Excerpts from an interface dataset
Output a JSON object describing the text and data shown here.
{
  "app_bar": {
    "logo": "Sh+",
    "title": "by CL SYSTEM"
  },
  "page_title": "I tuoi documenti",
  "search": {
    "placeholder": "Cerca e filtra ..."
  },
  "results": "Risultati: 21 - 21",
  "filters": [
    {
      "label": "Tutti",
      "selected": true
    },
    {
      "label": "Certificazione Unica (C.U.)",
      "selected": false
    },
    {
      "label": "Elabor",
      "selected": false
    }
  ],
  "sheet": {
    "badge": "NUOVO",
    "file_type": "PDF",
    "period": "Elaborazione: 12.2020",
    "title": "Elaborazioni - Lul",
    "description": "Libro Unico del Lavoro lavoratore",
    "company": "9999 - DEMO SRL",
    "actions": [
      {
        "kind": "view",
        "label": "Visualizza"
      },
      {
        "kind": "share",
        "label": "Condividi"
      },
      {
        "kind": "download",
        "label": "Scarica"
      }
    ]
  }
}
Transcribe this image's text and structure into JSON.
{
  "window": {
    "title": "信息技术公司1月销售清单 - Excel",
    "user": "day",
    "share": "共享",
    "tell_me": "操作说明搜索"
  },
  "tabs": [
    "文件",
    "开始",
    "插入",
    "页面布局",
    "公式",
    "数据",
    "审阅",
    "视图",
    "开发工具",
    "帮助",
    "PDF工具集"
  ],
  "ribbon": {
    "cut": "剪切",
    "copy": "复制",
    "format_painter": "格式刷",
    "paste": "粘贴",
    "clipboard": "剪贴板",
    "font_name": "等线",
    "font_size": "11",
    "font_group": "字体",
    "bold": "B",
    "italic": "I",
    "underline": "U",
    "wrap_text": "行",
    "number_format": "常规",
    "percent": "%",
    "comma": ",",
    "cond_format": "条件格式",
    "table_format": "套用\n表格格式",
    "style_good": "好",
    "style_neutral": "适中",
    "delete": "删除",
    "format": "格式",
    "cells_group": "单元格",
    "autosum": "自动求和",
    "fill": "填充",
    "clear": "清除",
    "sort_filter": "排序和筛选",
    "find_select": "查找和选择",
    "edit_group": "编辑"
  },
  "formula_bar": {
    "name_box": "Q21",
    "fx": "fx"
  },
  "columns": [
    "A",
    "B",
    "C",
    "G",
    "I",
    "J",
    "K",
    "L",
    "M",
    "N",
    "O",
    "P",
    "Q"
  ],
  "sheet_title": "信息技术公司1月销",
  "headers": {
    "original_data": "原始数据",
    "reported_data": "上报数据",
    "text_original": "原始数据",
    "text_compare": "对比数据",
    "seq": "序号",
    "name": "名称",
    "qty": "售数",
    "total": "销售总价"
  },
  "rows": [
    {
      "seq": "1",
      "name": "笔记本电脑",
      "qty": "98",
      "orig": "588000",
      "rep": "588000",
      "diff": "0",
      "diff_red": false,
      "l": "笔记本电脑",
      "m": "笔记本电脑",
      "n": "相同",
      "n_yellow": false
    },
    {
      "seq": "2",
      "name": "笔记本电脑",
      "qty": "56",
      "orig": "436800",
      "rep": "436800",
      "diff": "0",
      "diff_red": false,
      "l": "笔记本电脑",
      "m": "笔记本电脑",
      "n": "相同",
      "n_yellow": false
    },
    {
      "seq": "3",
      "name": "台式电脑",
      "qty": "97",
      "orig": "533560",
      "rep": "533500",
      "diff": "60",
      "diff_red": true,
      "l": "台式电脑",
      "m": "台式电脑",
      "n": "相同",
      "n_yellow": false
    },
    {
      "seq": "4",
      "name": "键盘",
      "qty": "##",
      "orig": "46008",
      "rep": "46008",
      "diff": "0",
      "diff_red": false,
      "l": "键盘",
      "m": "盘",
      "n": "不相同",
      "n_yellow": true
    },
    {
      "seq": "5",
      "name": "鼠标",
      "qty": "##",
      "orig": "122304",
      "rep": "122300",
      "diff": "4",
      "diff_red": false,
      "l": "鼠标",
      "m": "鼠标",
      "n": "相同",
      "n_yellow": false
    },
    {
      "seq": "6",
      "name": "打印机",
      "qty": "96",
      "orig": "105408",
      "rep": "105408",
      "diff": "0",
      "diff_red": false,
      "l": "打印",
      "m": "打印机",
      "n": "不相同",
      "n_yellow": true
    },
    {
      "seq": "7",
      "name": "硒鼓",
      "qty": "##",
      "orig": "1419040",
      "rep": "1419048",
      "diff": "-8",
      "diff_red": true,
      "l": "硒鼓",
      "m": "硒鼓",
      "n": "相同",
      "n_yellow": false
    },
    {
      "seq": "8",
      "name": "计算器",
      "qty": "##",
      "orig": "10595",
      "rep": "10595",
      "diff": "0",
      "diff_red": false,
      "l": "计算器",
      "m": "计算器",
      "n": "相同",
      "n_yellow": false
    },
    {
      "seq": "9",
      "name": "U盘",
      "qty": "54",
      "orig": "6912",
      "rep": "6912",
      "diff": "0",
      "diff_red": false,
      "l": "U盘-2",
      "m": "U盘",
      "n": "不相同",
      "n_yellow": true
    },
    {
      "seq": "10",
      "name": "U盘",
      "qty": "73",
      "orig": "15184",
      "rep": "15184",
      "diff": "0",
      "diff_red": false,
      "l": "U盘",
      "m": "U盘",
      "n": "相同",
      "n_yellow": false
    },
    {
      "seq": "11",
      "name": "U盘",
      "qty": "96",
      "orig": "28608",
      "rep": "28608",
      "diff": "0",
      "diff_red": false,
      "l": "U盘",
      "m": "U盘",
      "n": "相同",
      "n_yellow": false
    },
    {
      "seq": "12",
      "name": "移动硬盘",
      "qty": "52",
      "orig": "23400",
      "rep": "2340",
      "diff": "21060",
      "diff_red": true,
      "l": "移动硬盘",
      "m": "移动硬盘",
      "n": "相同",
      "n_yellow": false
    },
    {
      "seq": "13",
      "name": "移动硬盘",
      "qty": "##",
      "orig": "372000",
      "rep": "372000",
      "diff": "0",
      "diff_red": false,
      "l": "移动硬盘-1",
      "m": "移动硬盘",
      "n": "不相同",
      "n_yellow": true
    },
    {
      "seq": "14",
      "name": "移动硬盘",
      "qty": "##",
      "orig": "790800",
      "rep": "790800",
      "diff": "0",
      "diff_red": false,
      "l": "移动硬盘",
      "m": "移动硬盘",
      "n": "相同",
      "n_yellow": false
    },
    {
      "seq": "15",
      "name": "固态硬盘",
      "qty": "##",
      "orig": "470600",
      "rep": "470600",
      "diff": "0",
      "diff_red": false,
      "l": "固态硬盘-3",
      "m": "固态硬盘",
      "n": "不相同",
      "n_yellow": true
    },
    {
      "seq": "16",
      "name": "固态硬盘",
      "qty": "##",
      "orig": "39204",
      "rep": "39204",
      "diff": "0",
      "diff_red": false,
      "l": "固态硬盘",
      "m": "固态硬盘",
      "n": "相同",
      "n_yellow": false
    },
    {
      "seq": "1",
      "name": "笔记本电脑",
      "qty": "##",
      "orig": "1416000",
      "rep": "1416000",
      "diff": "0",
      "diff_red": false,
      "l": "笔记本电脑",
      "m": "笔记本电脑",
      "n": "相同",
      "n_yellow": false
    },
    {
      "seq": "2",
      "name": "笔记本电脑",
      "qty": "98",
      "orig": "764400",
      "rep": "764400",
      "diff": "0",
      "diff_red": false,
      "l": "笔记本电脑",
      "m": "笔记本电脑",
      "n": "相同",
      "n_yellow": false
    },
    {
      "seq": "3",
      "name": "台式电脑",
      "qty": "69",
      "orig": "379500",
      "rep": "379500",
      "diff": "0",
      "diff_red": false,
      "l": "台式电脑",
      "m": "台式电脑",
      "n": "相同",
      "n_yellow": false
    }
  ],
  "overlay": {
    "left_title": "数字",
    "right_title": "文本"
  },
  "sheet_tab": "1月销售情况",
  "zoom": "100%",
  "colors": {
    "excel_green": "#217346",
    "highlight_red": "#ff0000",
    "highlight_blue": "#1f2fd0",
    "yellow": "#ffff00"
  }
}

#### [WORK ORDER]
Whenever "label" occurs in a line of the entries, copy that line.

#### [RESULT FOR THIS TASK]
      "label": "Tutti",
      "label": "Certificazione Unica (C.U.)",
      "label": "Elabor",
        "label": "Visualizza"
        "label": "Condividi"
        "label": "Scarica"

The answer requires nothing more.